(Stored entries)
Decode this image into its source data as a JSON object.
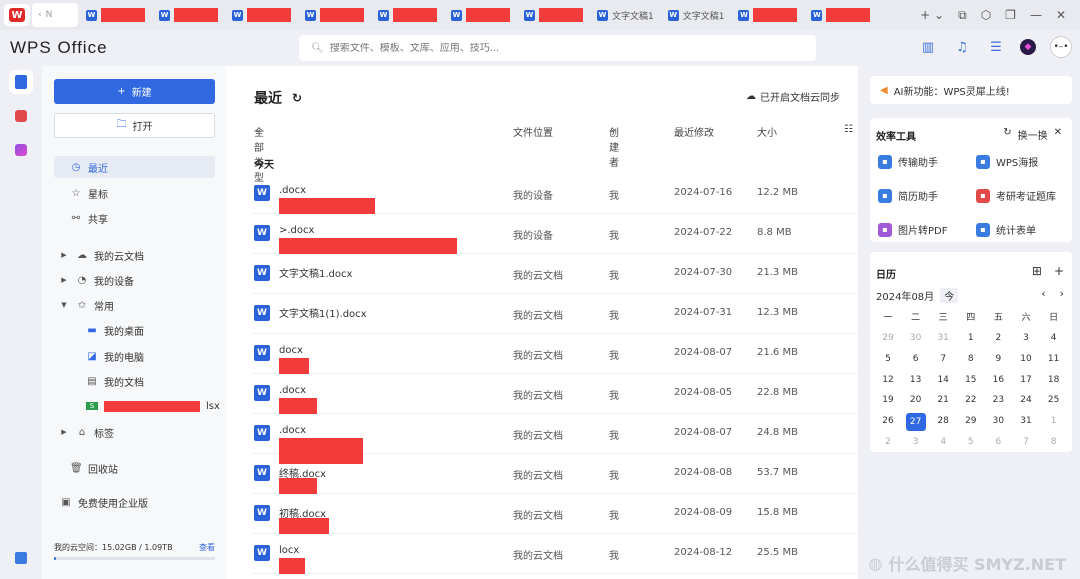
{
  "tabs": [
    {
      "label": "N",
      "type": "home"
    },
    {
      "label": "",
      "redacted": true
    },
    {
      "label": "",
      "redacted": true
    },
    {
      "label": "",
      "redacted": true
    },
    {
      "label": "",
      "redacted": true
    },
    {
      "label": "",
      "redacted": true
    },
    {
      "label": "",
      "redacted": true
    },
    {
      "label": "",
      "redacted": true
    },
    {
      "label": "文字文稿1",
      "redacted": false
    },
    {
      "label": "文字文稿1",
      "redacted": false
    },
    {
      "label": "",
      "redacted": true
    },
    {
      "label": "",
      "redacted": true
    }
  ],
  "header": {
    "brand": "WPS Office",
    "search_placeholder": "搜索文件、模板、文库、应用、技巧..."
  },
  "sidebar": {
    "new_label": "新建",
    "open_label": "打开",
    "nav": [
      {
        "label": "最近",
        "icon": "clock-icon"
      },
      {
        "label": "星标",
        "icon": "star-icon"
      },
      {
        "label": "共享",
        "icon": "share-icon"
      }
    ],
    "tree": [
      {
        "label": "我的云文档"
      },
      {
        "label": "我的设备"
      },
      {
        "label": "常用"
      }
    ],
    "common_items": [
      {
        "label": "我的桌面"
      },
      {
        "label": "我的电脑"
      },
      {
        "label": "我的文档"
      },
      {
        "label": "lsx"
      }
    ],
    "tags_label": "标签",
    "recycle_label": "回收站",
    "enterprise_label": "免费使用企业版",
    "storage_text": "我的云空间：15.02GB / 1.09TB",
    "storage_view": "查看",
    "storage_fraction": 0.013
  },
  "main": {
    "title": "最近",
    "sync_label": "已开启文档云同步",
    "columns": {
      "type": "全部类型",
      "location": "文件位置",
      "creator": "创建者",
      "modified": "最近修改",
      "size": "大小"
    },
    "group_label": "今天",
    "files": [
      {
        "name_suffix": ".docx",
        "location": "我的设备",
        "creator": "我",
        "modified": "2024-07-16",
        "size": "12.2 MB",
        "redacted": true
      },
      {
        "name_suffix": ">.docx",
        "location": "我的设备",
        "creator": "我",
        "modified": "2024-07-22",
        "size": "8.8 MB",
        "redacted": true
      },
      {
        "name_suffix": "文字文稿1.docx",
        "location": "我的云文档",
        "creator": "我",
        "modified": "2024-07-30",
        "size": "21.3 MB",
        "redacted": false
      },
      {
        "name_suffix": "文字文稿1(1).docx",
        "location": "我的云文档",
        "creator": "我",
        "modified": "2024-07-31",
        "size": "12.3 MB",
        "redacted": false
      },
      {
        "name_suffix": "docx",
        "location": "我的云文档",
        "creator": "我",
        "modified": "2024-08-07",
        "size": "21.6 MB",
        "redacted": true
      },
      {
        "name_suffix": ".docx",
        "location": "我的云文档",
        "creator": "我",
        "modified": "2024-08-05",
        "size": "22.8 MB",
        "redacted": true
      },
      {
        "name_suffix": ".docx",
        "location": "我的云文档",
        "creator": "我",
        "modified": "2024-08-07",
        "size": "24.8 MB",
        "redacted": true
      },
      {
        "name_suffix": "终稿.docx",
        "location": "我的云文档",
        "creator": "我",
        "modified": "2024-08-08",
        "size": "53.7 MB",
        "redacted": true
      },
      {
        "name_suffix": "初稿.docx",
        "location": "我的云文档",
        "creator": "我",
        "modified": "2024-08-09",
        "size": "15.8 MB",
        "redacted": true
      },
      {
        "name_suffix": "locx",
        "location": "我的云文档",
        "creator": "我",
        "modified": "2024-08-12",
        "size": "25.5 MB",
        "redacted": true
      }
    ]
  },
  "rpanel": {
    "banner": "AI新功能：WPS灵犀上线!",
    "tools_title": "效率工具",
    "tools_refresh": "换一换",
    "tools": [
      {
        "label": "传输助手",
        "color": "#3a7be0"
      },
      {
        "label": "WPS海报",
        "color": "#3a7be0"
      },
      {
        "label": "简历助手",
        "color": "#3a7be0"
      },
      {
        "label": "考研考证题库",
        "color": "#e04a4a"
      },
      {
        "label": "图片转PDF",
        "color": "#a05ad8"
      },
      {
        "label": "统计表单",
        "color": "#3a7be0"
      }
    ],
    "calendar": {
      "title": "日历",
      "month": "2024年08月",
      "today_btn": "今",
      "weekdays": [
        "一",
        "二",
        "三",
        "四",
        "五",
        "六",
        "日"
      ],
      "days": [
        [
          "29",
          "30",
          "31",
          "1",
          "2",
          "3",
          "4"
        ],
        [
          "5",
          "6",
          "7",
          "8",
          "9",
          "10",
          "11"
        ],
        [
          "12",
          "13",
          "14",
          "15",
          "16",
          "17",
          "18"
        ],
        [
          "19",
          "20",
          "21",
          "22",
          "23",
          "24",
          "25"
        ],
        [
          "26",
          "27",
          "28",
          "29",
          "30",
          "31",
          "1"
        ],
        [
          "2",
          "3",
          "4",
          "5",
          "6",
          "7",
          "8"
        ]
      ],
      "selected": "27"
    }
  },
  "watermark": "什么值得买 SMYZ.NET"
}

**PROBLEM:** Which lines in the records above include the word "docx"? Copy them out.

**OUTPUT OF THE EXERCISE:**
        "name_suffix": ".docx",
        "name_suffix": ">.docx",
        "name_suffix": "文字文稿1.docx",
        "name_suffix": "文字文稿1(1).docx",
        "name_suffix": "docx",
        "name_suffix": ".docx",
        "name_suffix": ".docx",
        "name_suffix": "终稿.docx",
        "name_suffix": "初稿.docx",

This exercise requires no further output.